Thespians Give Twelve Angry Jurors a Contemporary Twist

Nikhil Deorkar, Contributing Writer

Hang on for a minute...we're trying to find some more stories you might like.


Email This Story






From November 14th to November 16th, the courtroom came to the stage as the Morris Hills theater department presented this year’s fall play: 12 Angry Jurors. Adapted from the 1957 film 12 Angry Men, the play is a gripping courtroom drama centered around a jury deliberation over the conviction or acquittal of a young defendant on trial for murder. Initially, all but one of the jurors, who remain nameless, vote guilty without any discussion. The one juror who doesn’t, played by Zoe Tweedie, insists on a careful examination of the facts. This leads to an intense debate as the various jurors question the defendant’s background and motives as well as their values and biases.

The original film, 12 Angry Men, is widely considered to be a classic and is highly regarded from both a critical and popular viewpoint. It is especially acclaimed for its thematic representations of justice, judgment, duty, and identity. The Morris Hills production of 12 Angry Jurors did not shy away from these thematic complexities.

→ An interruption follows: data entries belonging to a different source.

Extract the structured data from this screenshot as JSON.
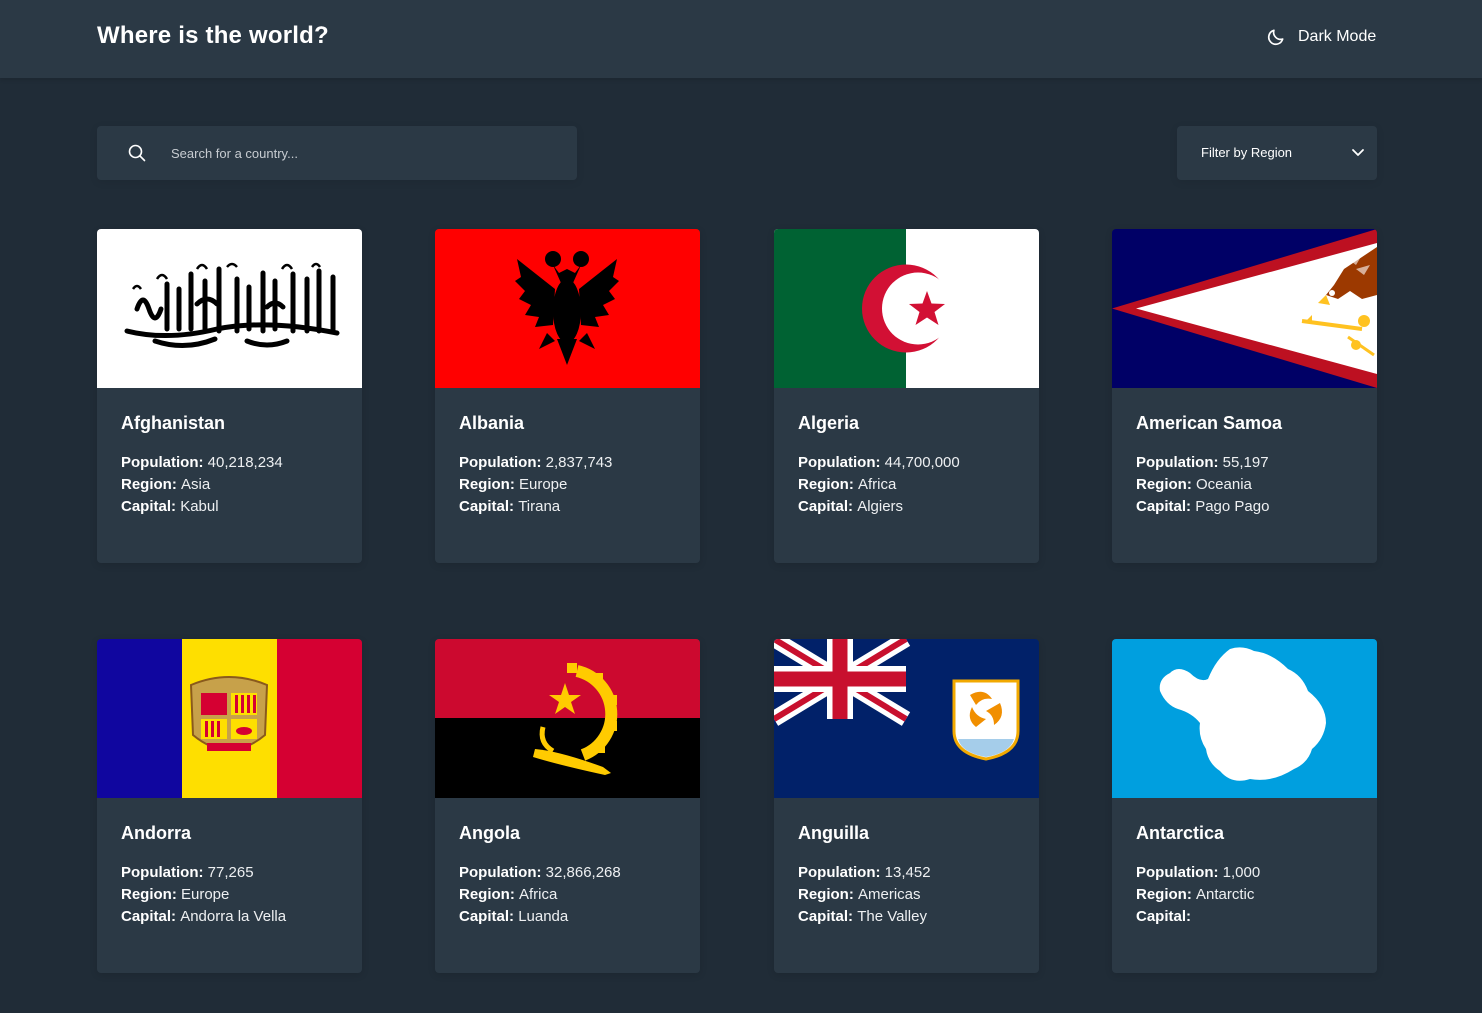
{
  "header": {
    "title": "Where is the world?",
    "mode_toggle_label": "Dark Mode",
    "mode_icon": "moon-icon"
  },
  "controls": {
    "search_placeholder": "Search for a country...",
    "search_value": "",
    "filter_label": "Filter by Region"
  },
  "labels": {
    "population": "Population:",
    "region": "Region:",
    "capital": "Capital:"
  },
  "countries": [
    {
      "name": "Afghanistan",
      "population": "40,218,234",
      "region": "Asia",
      "capital": "Kabul"
    },
    {
      "name": "Albania",
      "population": "2,837,743",
      "region": "Europe",
      "capital": "Tirana"
    },
    {
      "name": "Algeria",
      "population": "44,700,000",
      "region": "Africa",
      "capital": "Algiers"
    },
    {
      "name": "American Samoa",
      "population": "55,197",
      "region": "Oceania",
      "capital": "Pago Pago"
    },
    {
      "name": "Andorra",
      "population": "77,265",
      "region": "Europe",
      "capital": "Andorra la Vella"
    },
    {
      "name": "Angola",
      "population": "32,866,268",
      "region": "Africa",
      "capital": "Luanda"
    },
    {
      "name": "Anguilla",
      "population": "13,452",
      "region": "Americas",
      "capital": "The Valley"
    },
    {
      "name": "Antarctica",
      "population": "1,000",
      "region": "Antarctic",
      "capital": ""
    }
  ],
  "colors": {
    "background": "#202c37",
    "surface": "#2b3945",
    "text": "#ffffff"
  }
}
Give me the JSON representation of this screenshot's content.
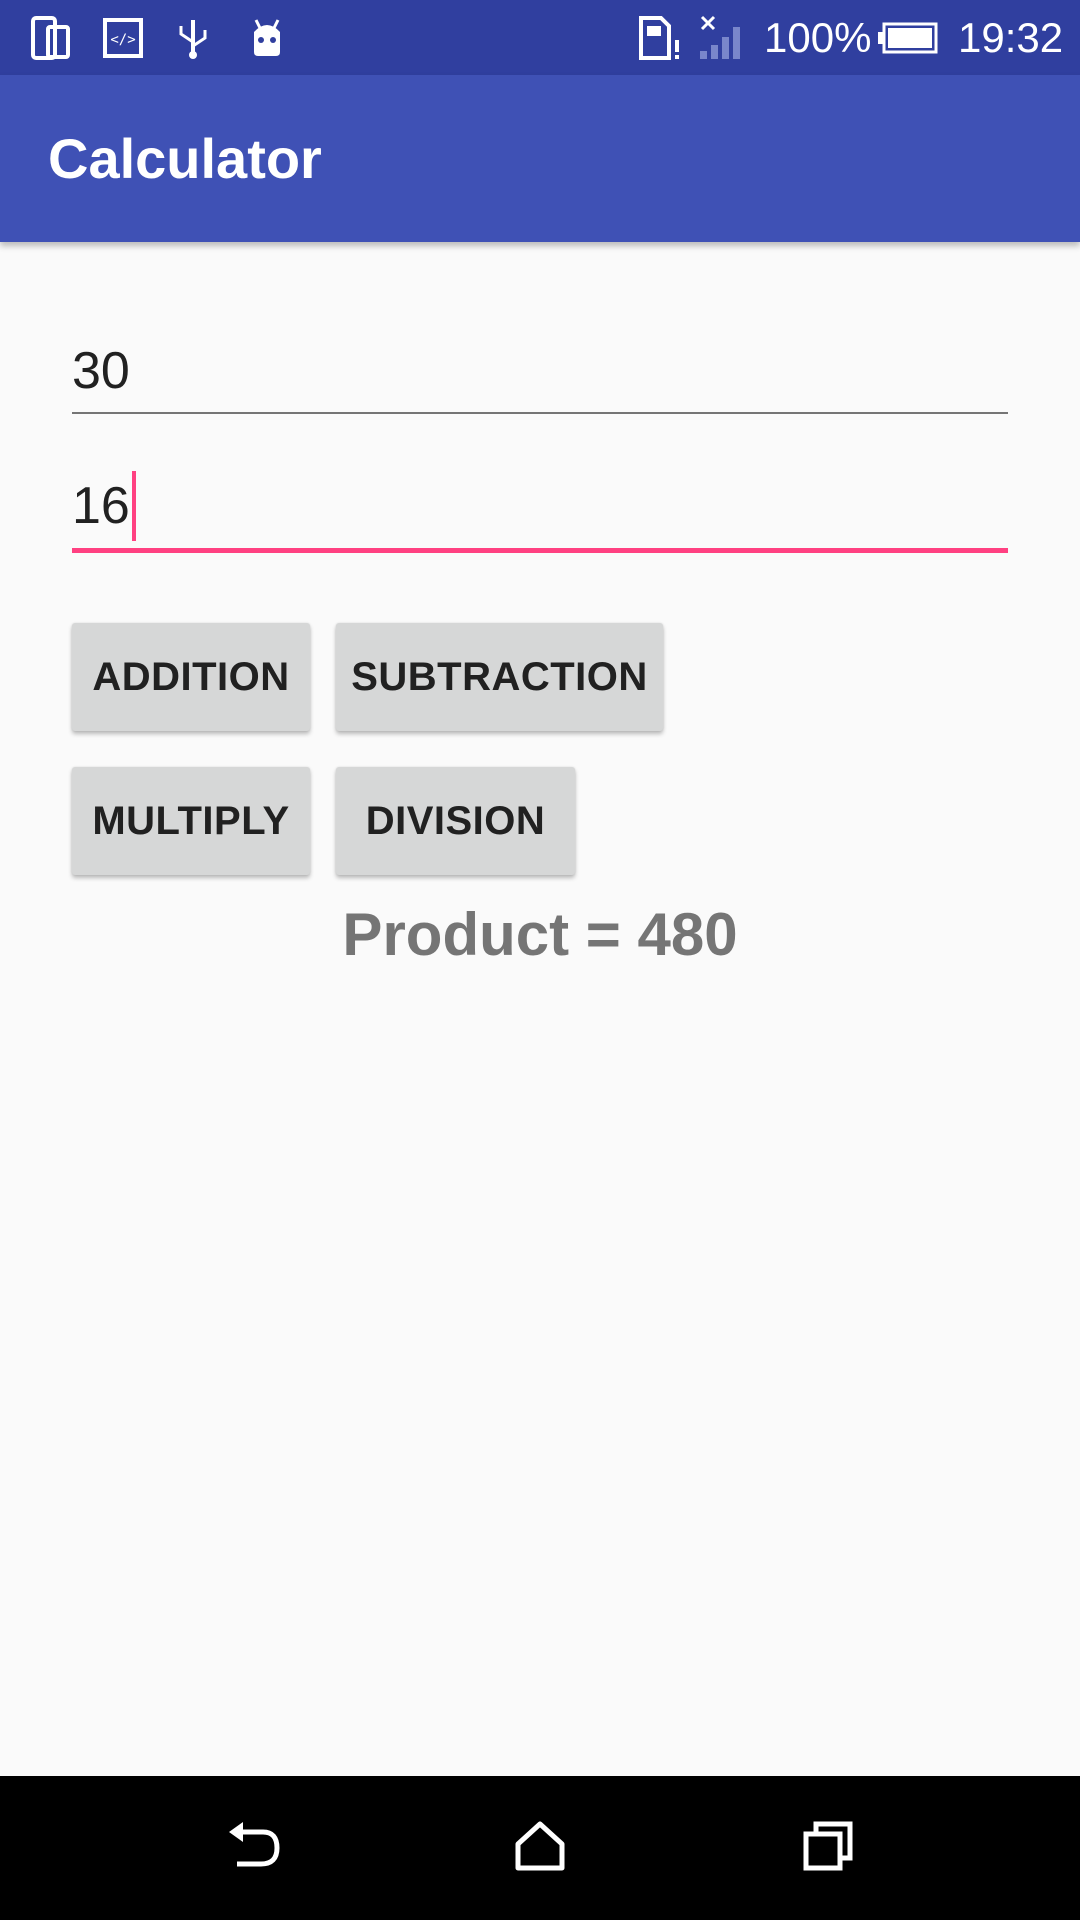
{
  "status_bar": {
    "icons": [
      "phone-tablet-icon",
      "code-icon",
      "usb-icon",
      "android-icon",
      "sim-alert-icon",
      "signal-icon",
      "battery-icon"
    ],
    "battery_percent": "100%",
    "time": "19:32"
  },
  "app_bar": {
    "title": "Calculator"
  },
  "inputs": {
    "first_number": "30",
    "second_number": "16"
  },
  "buttons": {
    "addition": "ADDITION",
    "subtraction": "SUBTRACTION",
    "multiply": "MULTIPLY",
    "division": "DIVISION"
  },
  "result": {
    "text": "Product = 480"
  },
  "nav_bar": {
    "icons": [
      "back-icon",
      "home-icon",
      "recents-icon"
    ]
  },
  "colors": {
    "status_bar": "#303f9f",
    "app_bar": "#3f51b5",
    "accent": "#ff4081",
    "button": "#d6d7d7",
    "result_text": "#757575"
  }
}
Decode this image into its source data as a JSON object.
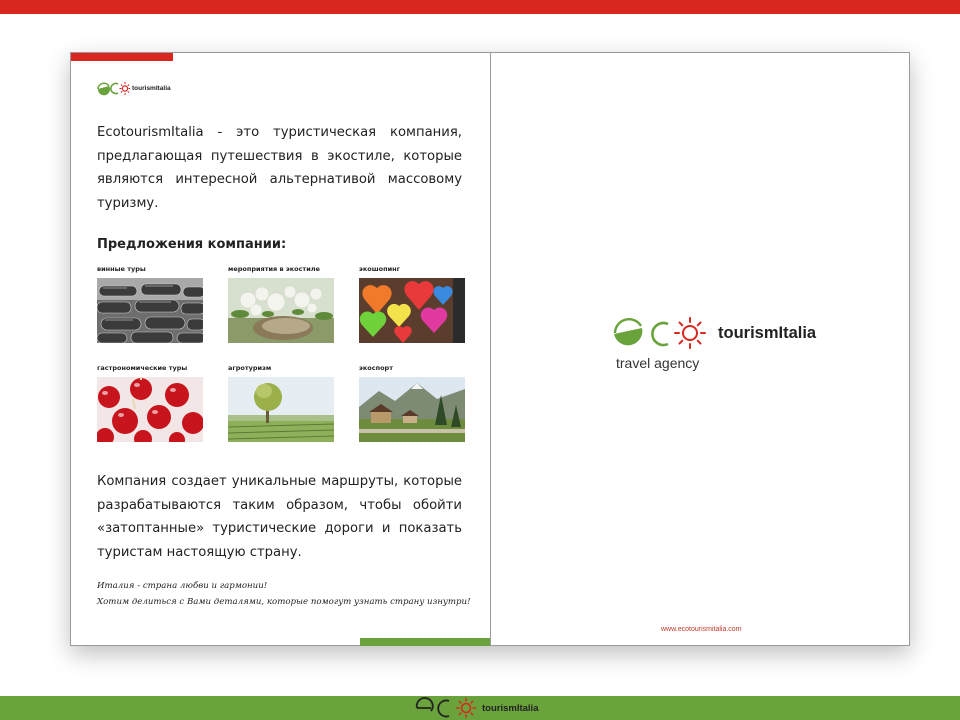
{
  "colors": {
    "brand_red": "#d9271f",
    "brand_green": "#6aa33b"
  },
  "logo": {
    "wordmark": "tourismItalia"
  },
  "left_page": {
    "intro_text": "EcotourismItalia - это туристическая компания, предлагающая путешествия в экостиле, которые являются интересной альтернативой массовому туризму.",
    "offers_title": "Предложения компании:",
    "offers": [
      {
        "label": "винные туры",
        "icon": "wine-bottles-photo"
      },
      {
        "label": "мероприятия в экостиле",
        "icon": "flowers-table-photo"
      },
      {
        "label": "экошопинг",
        "icon": "felt-hearts-photo"
      },
      {
        "label": "гастрономические туры",
        "icon": "candy-apples-photo"
      },
      {
        "label": "агротуризм",
        "icon": "vineyard-photo"
      },
      {
        "label": "экоспорт",
        "icon": "mountain-village-photo"
      }
    ],
    "body_text": "Компания создает уникальные маршруты, которые разрабатываются таким образом, чтобы обойти «затоптанные» туристические дороги и показать туристам настоящую страну.",
    "script_line_1": "Италия - страна любви и гармонии!",
    "script_line_2": "Хотим делиться с Вами деталями, которые помогут узнать страну изнутри!"
  },
  "right_page": {
    "tagline": "travel agency",
    "url": "www.ecotourismitalia.com"
  }
}
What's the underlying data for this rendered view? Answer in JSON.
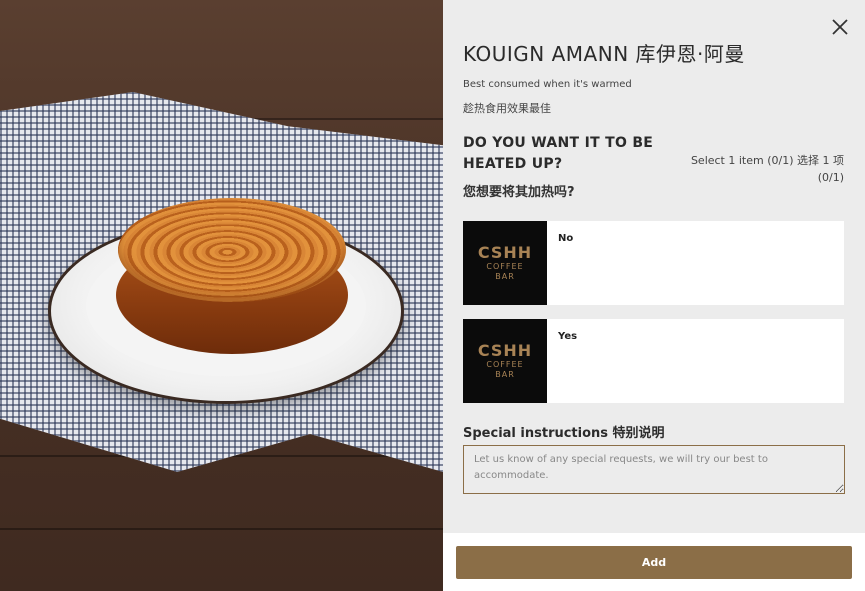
{
  "product": {
    "title": "KOUIGN AMANN 库伊恩·阿曼",
    "subtitle_en": "Best consumed when it's warmed",
    "subtitle_zh": "趁热食用效果最佳"
  },
  "question": {
    "title_en": "DO YOU WANT IT TO BE HEATED UP?",
    "title_zh": "您想要将其加热吗?",
    "hint": "Select 1 item (0/1) 选择 1 项 (0/1)"
  },
  "options": [
    {
      "label": "No",
      "logo_main": "CSHH",
      "logo_line1": "COFFEE",
      "logo_line2": "BAR"
    },
    {
      "label": "Yes",
      "logo_main": "CSHH",
      "logo_line1": "COFFEE",
      "logo_line2": "BAR"
    }
  ],
  "special_instructions": {
    "label": "Special instructions 特别说明",
    "placeholder": "Let us know of any special requests, we will try our best to accommodate."
  },
  "footer": {
    "add_label": "Add"
  },
  "colors": {
    "accent": "#8b6e47",
    "panel_bg": "#ececec",
    "logo_gold": "#a88355"
  },
  "icons": {
    "close": "close-icon"
  }
}
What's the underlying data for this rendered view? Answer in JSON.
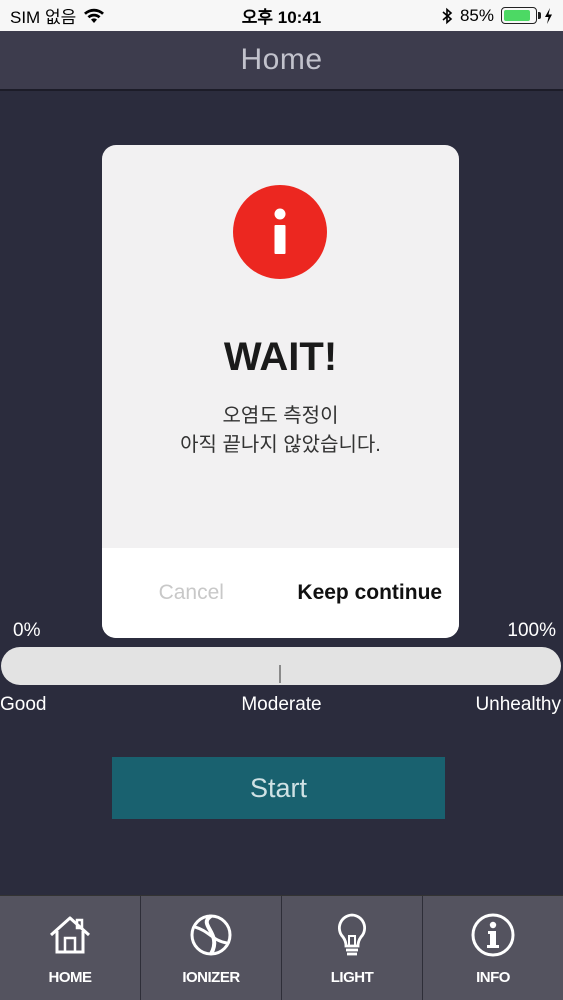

As Mr. Fahrer wrote in his director’s note, “It is so easy to jump to conclusions about people whether it is due to pressure from others or because it is an easy thing to do … Until we get to know someone, we shouldn’t immediately jump to what the majority thinks.” Through its careful deconstruction of these ideas, the play presents a mirror to the audience, as both the characters and audience are forced to examine their self-image through observing the personalities, experiences, and actions of the jurors. 

 The stage was brought to life by an electrifying cast starring Zoe Tweedie, Danny Dollase, and Alec Ferguson. Effectively performing a play with such a great level of complexity and nuance is no easy task, but the cast stepped up to the challenge with energy and passion. In regards to the intensity required for the performance, junior Alec Ferguson, who played juror number seven, stated, “My favorite part of the play was at the end of act two when Danny Dollase and Zoe Tweedie had a confrontation, and Danny Dollase almost punched Zoe Tweedie. The lights would go out after that scene and the crowd would audibly gasp because of how powerful it was.” Brilliant storytelling and spellbinding performances captured the essence of a slow burn narrative as the audience was pulled through the ebb and flow of the jury’s debate. As junior audience member Dylan Baustisa commented, “I was on the edge of my seat at every moment. The cast did a great job drawing the audience into the story.”

Congratulations to the cast and stage crew on another successful performance. All of your hard work and dedication provided the Morris Hills community with an entertaining and immersive night of theater.